» **Provided entries**

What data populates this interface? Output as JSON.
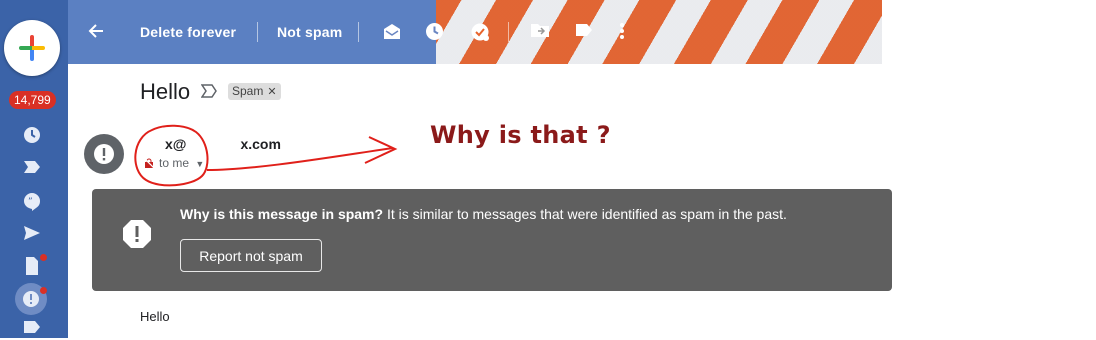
{
  "rail": {
    "unread_count": "14,799"
  },
  "toolbar": {
    "back_icon": "arrow-back-icon",
    "delete_forever": "Delete forever",
    "not_spam": "Not spam",
    "icons": [
      "mark-unread-icon",
      "snooze-clock-icon",
      "add-task-icon",
      "move-to-icon",
      "label-icon",
      "more-vert-icon"
    ]
  },
  "message": {
    "subject": "Hello",
    "label_chip": "Spam",
    "sender_prefix": "x@",
    "sender_suffix": "x.com",
    "recipient": "to me",
    "body": "Hello"
  },
  "spam_banner": {
    "reason_bold": "Why is this message in spam?",
    "reason_text": " It is similar to messages that were identified as spam in the past.",
    "report_button": "Report not spam"
  },
  "annotation": {
    "text": "Why is that ?",
    "color": "#8b1a1a"
  }
}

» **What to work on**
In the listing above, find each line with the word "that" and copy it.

» **Finished exercise**
    "reason_text": " It is similar to messages that were identified as spam in the past.",
    "text": "Why is that ?",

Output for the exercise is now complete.